--- START ---

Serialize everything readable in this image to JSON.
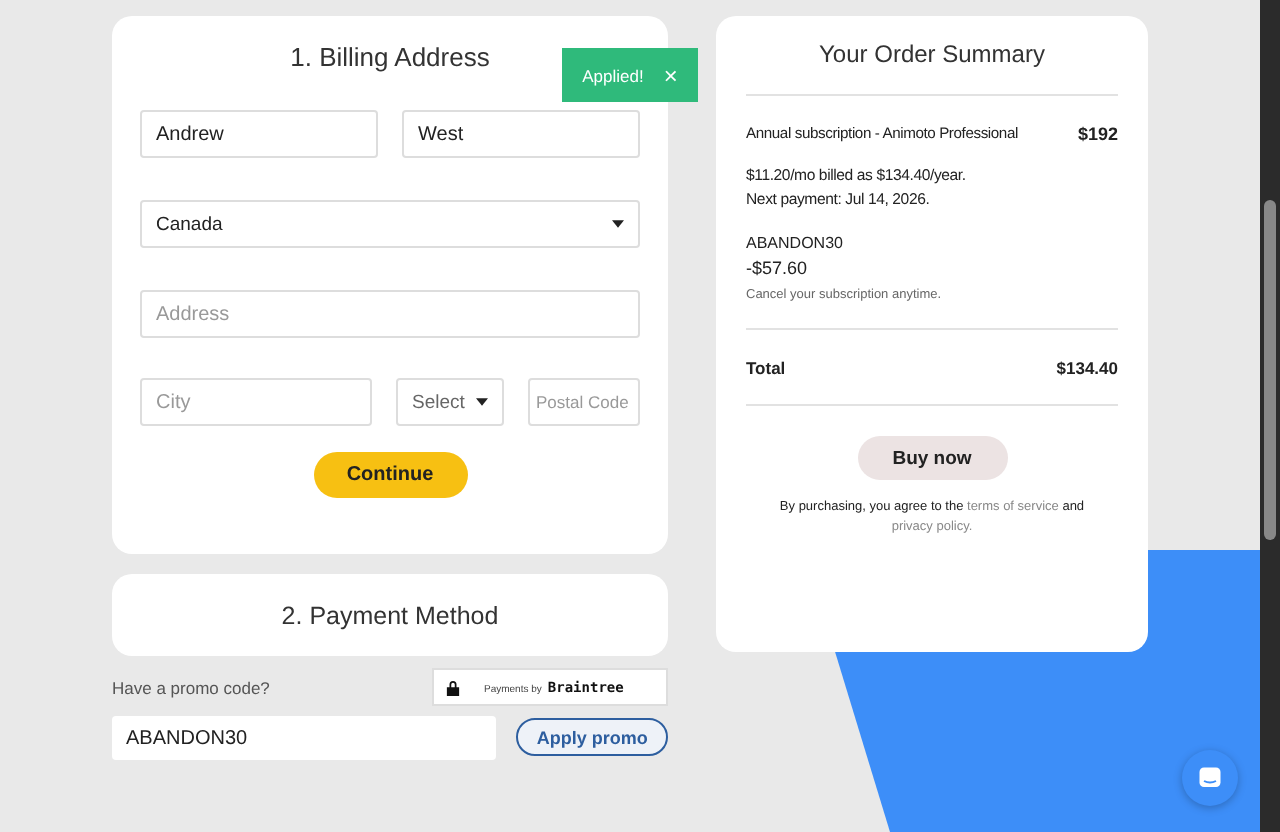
{
  "billing": {
    "title": "1. Billing Address",
    "first_name": {
      "value": "Andrew"
    },
    "last_name": {
      "value": "West"
    },
    "country": {
      "value": "Canada"
    },
    "address": {
      "placeholder": "Address"
    },
    "city": {
      "placeholder": "City"
    },
    "region": {
      "value": "Select"
    },
    "postal": {
      "placeholder": "Postal Code"
    },
    "continue_button": "Continue"
  },
  "toast": {
    "text": "Applied!",
    "close": "×"
  },
  "payment": {
    "title": "2. Payment Method"
  },
  "promo": {
    "label": "Have a promo code?",
    "value": "ABANDON30",
    "button": "Apply promo"
  },
  "badge": {
    "prefix": "Payments by",
    "brand": "Braintree"
  },
  "summary": {
    "title": "Your Order Summary",
    "item": {
      "name": "Annual subscription - Animoto Professional",
      "price": "$192"
    },
    "billing_lines": [
      "$11.20/mo billed as $134.40/year.",
      "Next payment: Jul 14, 2026."
    ],
    "promo_code": "ABANDON30",
    "discount": "-$57.60",
    "note": "Cancel your subscription anytime.",
    "total_label": "Total",
    "total": "$134.40",
    "buy_button": "Buy now",
    "legal": {
      "before": "By purchasing, you agree to the",
      "link_1": "terms of service",
      "middle": "and",
      "link_2": "privacy policy."
    }
  }
}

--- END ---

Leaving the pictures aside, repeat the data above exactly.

▶ _YOUR RESPONSE_:
Serialize everything readable in this image to JSON.
{
  "billing": {
    "title": "1. Billing Address",
    "first_name": {
      "value": "Andrew"
    },
    "last_name": {
      "value": "West"
    },
    "country": {
      "value": "Canada"
    },
    "address": {
      "placeholder": "Address"
    },
    "city": {
      "placeholder": "City"
    },
    "region": {
      "value": "Select"
    },
    "postal": {
      "placeholder": "Postal Code"
    },
    "continue_button": "Continue"
  },
  "toast": {
    "text": "Applied!",
    "close": "×"
  },
  "payment": {
    "title": "2. Payment Method"
  },
  "promo": {
    "label": "Have a promo code?",
    "value": "ABANDON30",
    "button": "Apply promo"
  },
  "badge": {
    "prefix": "Payments by",
    "brand": "Braintree"
  },
  "summary": {
    "title": "Your Order Summary",
    "item": {
      "name": "Annual subscription - Animoto Professional",
      "price": "$192"
    },
    "billing_lines": [
      "$11.20/mo billed as $134.40/year.",
      "Next payment: Jul 14, 2026."
    ],
    "promo_code": "ABANDON30",
    "discount": "-$57.60",
    "note": "Cancel your subscription anytime.",
    "total_label": "Total",
    "total": "$134.40",
    "buy_button": "Buy now",
    "legal": {
      "before": "By purchasing, you agree to the",
      "link_1": "terms of service",
      "middle": "and",
      "link_2": "privacy policy."
    }
  }
}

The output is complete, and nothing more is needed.